My favourite current author is Sebastian Faulks, who I think is probably one of the greatest ever British authors. Faulks writes stand alone novels and I suppose it’s because I am a huge fan of his that I too have taken this route in my writing.
However, there are links in some of my novels. A very minor character in one novel, who may have only been referred to in a conversation maybe, could appear as one of the main protagonists in another novel.
Is it important to conduct research while writing fiction? Must fiction be historically and factually accurate?
I believe so.
Historical accuracy is extremely important to me when writing historical fiction and I research thoroughly before I put pen to paper. I have to ensure that everything is factually correct to do justice to those who lived through the period of which I am writing.
For my novel, ‘The Worst Journey In The World’, I interviewed a veteran of the Arctic Convoys and read many, many books on the subject before I started writing. I visited the Imperial War Museum in London and also HMS Belfast which is docked on the River Thames, just to get a feel for being on a World War Two battleship. The more I researched the book, the more fascinated I became with the story of the convoys. This inspired me and made me determined to do a good job.
I like to get the fine details correct to give the work authenticity, from what the sailors ate to the kit they were issued. Everything has to be how it was. It has been the same with all of the historical fiction books I have written. Everything has to be factually correct.
When I had finished ‘The Worst Journey In The World’, I gave a copy to the Bill Halliwell, the veteran I had interviewed, and was extremely pleased to get very positive feedback from him.
What are you working on now?

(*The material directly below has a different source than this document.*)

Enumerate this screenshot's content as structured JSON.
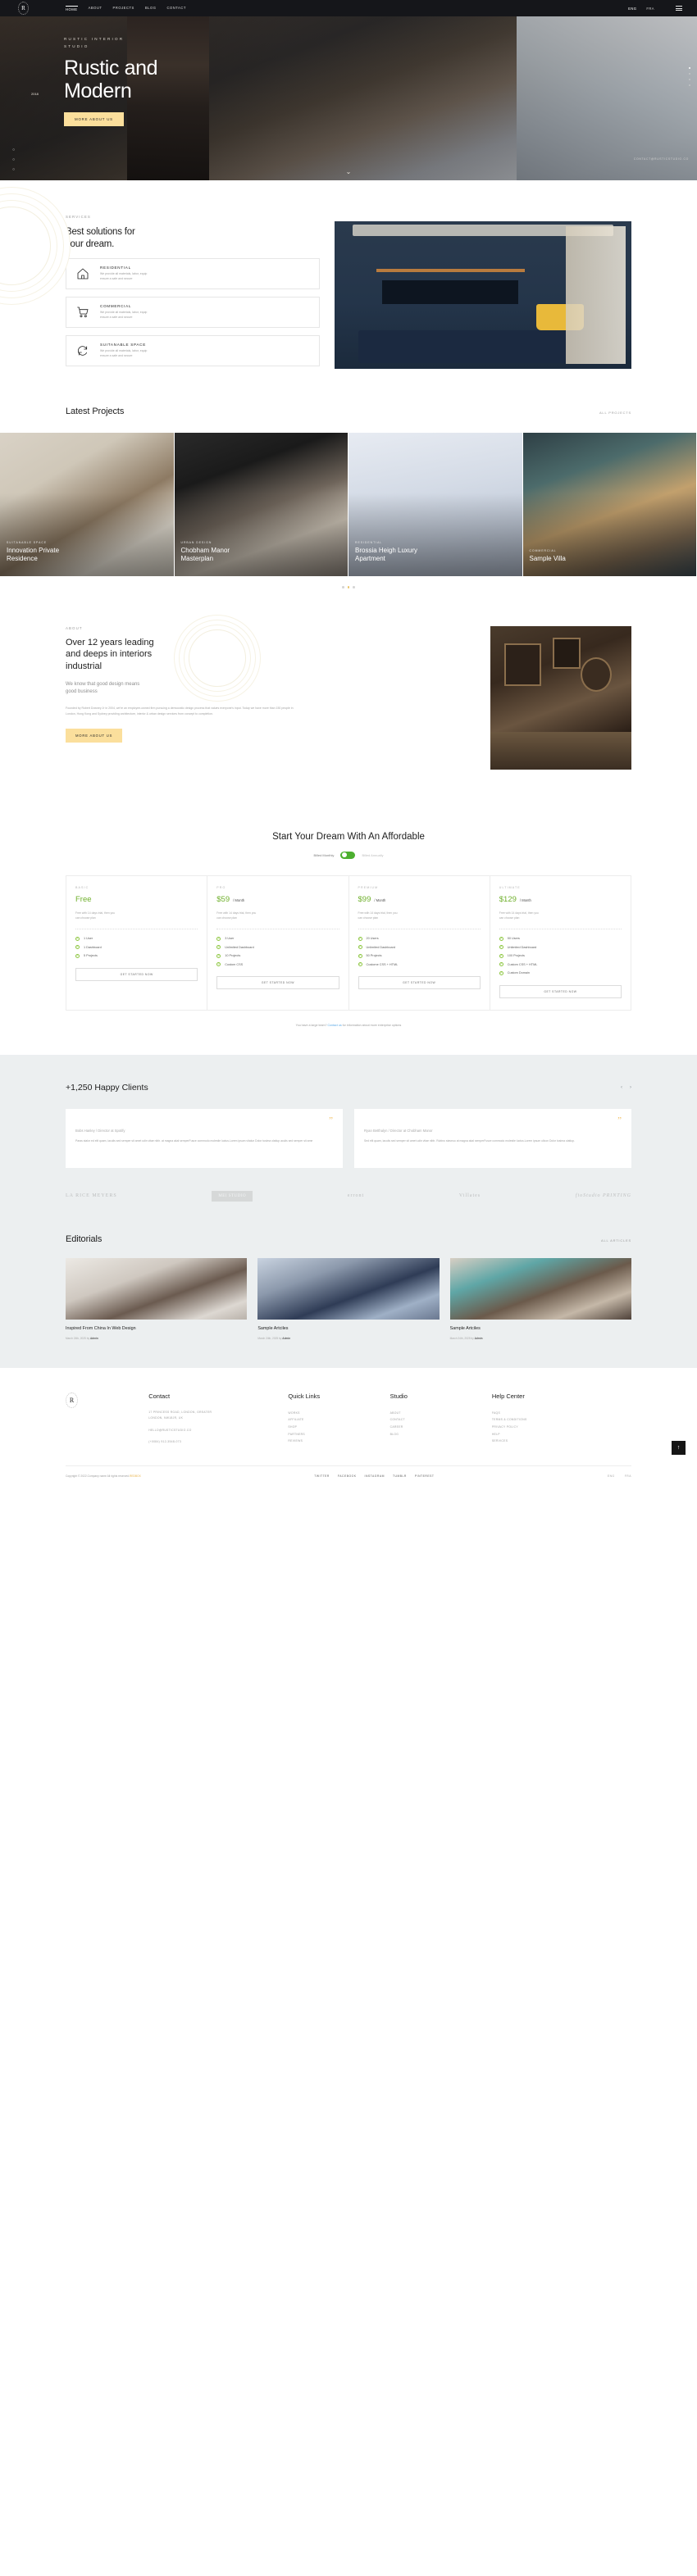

I have just started writing my sixth novel which is as yet untitled. Although not exactly part of a series, this book will be linked to ‘The Absolution Of Otto Finkel’ and will tell the story of the fifth child from the boat and what happened to him during the war and beyond. I felt that although ‘Otto’ was a completely stand alone novel, the character of Frank needs to be explored more. Not wishing to give any spoilers away, I have again gone into extensive research to ensure that the historical aspects of the story are correct.
Once my current project is finished I am thinking of adapting one of my novels, the World War One drama ‘The Sun Will Always Shine’ into a screenplay. This is something new to me and so I will have to make sure that I know what I’m doing before I begin!
Thank you for stopping by, John! I have already pre-ordered my copy of The Darkest Hour and can’t wait to read all ten stories.
Pre-order The Darkest Hour anthology now on Apple, Kobo, B&N, Amazon or via the authors’ website. It’s only 99 cents until November 15, 2018. All proceeds will be donated to the Washington Holocaust Museum! Release date is January 22, 2019.
Don’t forget to read Jean Grainger’s interview next. Happy reading!